Researchers at the University of Colorado at Boulder, supported by the National Science Foundation (NSF), have shown a new type of aperiodic volume optical elements designed by a three-dimensional scattering approach.

Volume optics refers to a concept that aims at creating optical functionality within a three-dimensional (3D) system rather than from plane-to-plane as in traditional optical design. These devices are numerically-generated and present aperiodic 3D structures that control light in multiple dimensions including wavelength, time, and 3D space. This flexibility is significant because controlling light is the quintessential optical task. For example, volume optics could perform various laser beam shaping operations, multiplex different optical imaging functions, shape a laser pulse in space and time, or encode multispectral information.

During the last decade there has been a fantastic progress in the conceptual creation and implementation of micro-structured materials such as photonic crystals and metamaterials. With a few exceptions these designs are based either on periodic structures or disordered materials. In contrast, the Colorado researches are seeking aperiodic structures generated by design, with material variations spanning multiple scales.

The team shaped the refractive index of glass at the microscale according to a computer generated design following a set of mathematical constraints.

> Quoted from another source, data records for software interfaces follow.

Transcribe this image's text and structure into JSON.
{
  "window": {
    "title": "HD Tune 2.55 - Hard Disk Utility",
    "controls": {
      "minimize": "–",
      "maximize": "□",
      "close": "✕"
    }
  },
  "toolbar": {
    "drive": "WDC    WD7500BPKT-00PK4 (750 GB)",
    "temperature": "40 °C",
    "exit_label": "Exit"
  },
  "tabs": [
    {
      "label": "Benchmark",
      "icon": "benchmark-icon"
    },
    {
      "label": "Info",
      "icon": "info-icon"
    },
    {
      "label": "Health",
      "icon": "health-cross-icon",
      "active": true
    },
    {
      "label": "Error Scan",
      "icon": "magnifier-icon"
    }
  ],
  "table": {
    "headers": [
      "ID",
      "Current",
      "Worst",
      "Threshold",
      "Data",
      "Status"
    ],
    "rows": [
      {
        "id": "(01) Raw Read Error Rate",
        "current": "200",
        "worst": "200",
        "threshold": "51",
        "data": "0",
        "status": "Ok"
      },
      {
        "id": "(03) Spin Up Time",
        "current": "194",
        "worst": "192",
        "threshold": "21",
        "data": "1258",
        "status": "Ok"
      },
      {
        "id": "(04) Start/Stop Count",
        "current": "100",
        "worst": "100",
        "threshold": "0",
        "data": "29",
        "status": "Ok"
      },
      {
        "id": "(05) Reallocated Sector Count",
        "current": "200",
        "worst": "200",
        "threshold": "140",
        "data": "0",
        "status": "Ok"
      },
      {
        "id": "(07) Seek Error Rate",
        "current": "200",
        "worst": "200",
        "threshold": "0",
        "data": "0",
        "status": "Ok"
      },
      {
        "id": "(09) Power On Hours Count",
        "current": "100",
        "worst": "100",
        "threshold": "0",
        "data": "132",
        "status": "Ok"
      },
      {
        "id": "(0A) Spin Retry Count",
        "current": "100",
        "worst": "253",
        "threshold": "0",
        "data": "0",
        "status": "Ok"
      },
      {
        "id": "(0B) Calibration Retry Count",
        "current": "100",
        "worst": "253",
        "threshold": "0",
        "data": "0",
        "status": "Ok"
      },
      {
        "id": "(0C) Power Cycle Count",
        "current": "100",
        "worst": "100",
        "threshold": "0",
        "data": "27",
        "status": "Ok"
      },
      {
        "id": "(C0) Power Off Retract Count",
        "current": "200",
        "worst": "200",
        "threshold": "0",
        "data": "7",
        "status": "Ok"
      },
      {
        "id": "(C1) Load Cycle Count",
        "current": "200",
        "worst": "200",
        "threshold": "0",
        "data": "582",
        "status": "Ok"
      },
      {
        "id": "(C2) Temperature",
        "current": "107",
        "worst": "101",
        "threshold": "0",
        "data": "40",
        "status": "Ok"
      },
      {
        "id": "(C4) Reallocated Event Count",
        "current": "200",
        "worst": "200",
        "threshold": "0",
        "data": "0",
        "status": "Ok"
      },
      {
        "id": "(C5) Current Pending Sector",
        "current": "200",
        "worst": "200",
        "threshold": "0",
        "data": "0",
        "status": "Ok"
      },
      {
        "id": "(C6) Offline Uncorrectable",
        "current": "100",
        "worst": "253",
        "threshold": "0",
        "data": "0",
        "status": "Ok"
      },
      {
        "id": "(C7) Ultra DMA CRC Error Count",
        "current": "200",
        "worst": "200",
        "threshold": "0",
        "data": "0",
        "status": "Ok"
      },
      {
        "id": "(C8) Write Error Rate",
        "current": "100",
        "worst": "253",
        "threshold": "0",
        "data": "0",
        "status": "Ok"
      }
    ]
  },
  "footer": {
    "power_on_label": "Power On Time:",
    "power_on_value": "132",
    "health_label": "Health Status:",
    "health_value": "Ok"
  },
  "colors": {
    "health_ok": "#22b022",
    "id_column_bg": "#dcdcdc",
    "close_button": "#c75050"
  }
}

Accordingly, they scanned tightly focused ultrashort laser pulses across the volume of a glass slab. They succeeded in demonstrating the concept with the design, fabrication, and characterization of volume optics that can multiplex arbitrary optical wavefronts in space and wavelength.

Address Goals

Volume optics could find applications in multidimensional pulse and beam shaping devices for quantum information and coherent control, in multiplexing specialized spatial filters for sensing and imaging, in anti-counterfeiting, or spectral imaging.

This seminal research was performed by graduate student Timothy Gerke and Prof. Rafael Piestun. The former is a fellow in the NSF funded, Integrative Graduate Education and Research Traineeship (IGERT) program in Computational Optical Sensing and Imaging. The research required integration of knowledge in optics, lasers, mathematics, materials processing, and signal processing, which are the foundation of the IGERT program at the University of Colorado.